(Web page and app entries)
++++++++++++++++++++
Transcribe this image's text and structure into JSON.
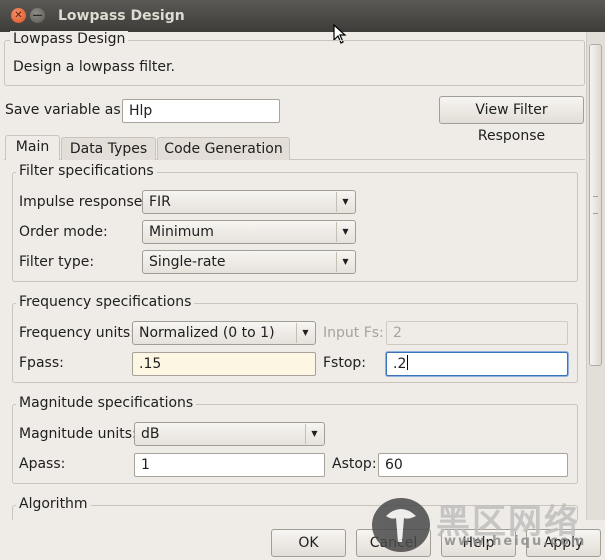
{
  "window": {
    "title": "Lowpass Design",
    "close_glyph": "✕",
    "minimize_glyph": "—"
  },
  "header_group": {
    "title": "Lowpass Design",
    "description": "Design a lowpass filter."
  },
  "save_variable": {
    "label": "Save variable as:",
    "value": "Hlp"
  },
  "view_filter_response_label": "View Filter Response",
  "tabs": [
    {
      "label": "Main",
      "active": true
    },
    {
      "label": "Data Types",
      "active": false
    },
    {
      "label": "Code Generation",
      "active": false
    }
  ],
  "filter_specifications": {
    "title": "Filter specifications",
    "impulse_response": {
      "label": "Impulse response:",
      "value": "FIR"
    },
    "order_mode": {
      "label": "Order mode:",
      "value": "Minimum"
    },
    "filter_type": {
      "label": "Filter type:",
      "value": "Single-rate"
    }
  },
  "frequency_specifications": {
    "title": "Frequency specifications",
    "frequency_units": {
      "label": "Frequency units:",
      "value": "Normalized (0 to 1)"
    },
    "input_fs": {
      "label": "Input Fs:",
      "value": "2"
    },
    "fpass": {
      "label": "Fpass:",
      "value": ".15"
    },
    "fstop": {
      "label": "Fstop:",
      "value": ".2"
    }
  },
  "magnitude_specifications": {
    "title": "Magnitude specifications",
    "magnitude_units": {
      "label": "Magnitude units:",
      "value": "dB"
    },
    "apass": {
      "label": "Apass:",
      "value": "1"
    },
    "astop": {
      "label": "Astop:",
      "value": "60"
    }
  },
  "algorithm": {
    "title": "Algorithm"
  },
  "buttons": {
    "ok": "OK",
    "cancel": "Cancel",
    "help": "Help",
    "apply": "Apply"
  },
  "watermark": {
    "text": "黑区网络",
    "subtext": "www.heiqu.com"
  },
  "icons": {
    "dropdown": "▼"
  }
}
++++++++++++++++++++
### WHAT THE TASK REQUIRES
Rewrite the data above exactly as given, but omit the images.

### TASK ANSWER
Transcribe this image's text and structure into JSON.
{
  "window": {
    "title": "Lowpass Design",
    "close_glyph": "✕",
    "minimize_glyph": "—"
  },
  "header_group": {
    "title": "Lowpass Design",
    "description": "Design a lowpass filter."
  },
  "save_variable": {
    "label": "Save variable as:",
    "value": "Hlp"
  },
  "view_filter_response_label": "View Filter Response",
  "tabs": [
    {
      "label": "Main",
      "active": true
    },
    {
      "label": "Data Types",
      "active": false
    },
    {
      "label": "Code Generation",
      "active": false
    }
  ],
  "filter_specifications": {
    "title": "Filter specifications",
    "impulse_response": {
      "label": "Impulse response:",
      "value": "FIR"
    },
    "order_mode": {
      "label": "Order mode:",
      "value": "Minimum"
    },
    "filter_type": {
      "label": "Filter type:",
      "value": "Single-rate"
    }
  },
  "frequency_specifications": {
    "title": "Frequency specifications",
    "frequency_units": {
      "label": "Frequency units:",
      "value": "Normalized (0 to 1)"
    },
    "input_fs": {
      "label": "Input Fs:",
      "value": "2"
    },
    "fpass": {
      "label": "Fpass:",
      "value": ".15"
    },
    "fstop": {
      "label": "Fstop:",
      "value": ".2"
    }
  },
  "magnitude_specifications": {
    "title": "Magnitude specifications",
    "magnitude_units": {
      "label": "Magnitude units:",
      "value": "dB"
    },
    "apass": {
      "label": "Apass:",
      "value": "1"
    },
    "astop": {
      "label": "Astop:",
      "value": "60"
    }
  },
  "algorithm": {
    "title": "Algorithm"
  },
  "buttons": {
    "ok": "OK",
    "cancel": "Cancel",
    "help": "Help",
    "apply": "Apply"
  },
  "watermark": {
    "text": "黑区网络",
    "subtext": "www.heiqu.com"
  },
  "icons": {
    "dropdown": "▼"
  }
}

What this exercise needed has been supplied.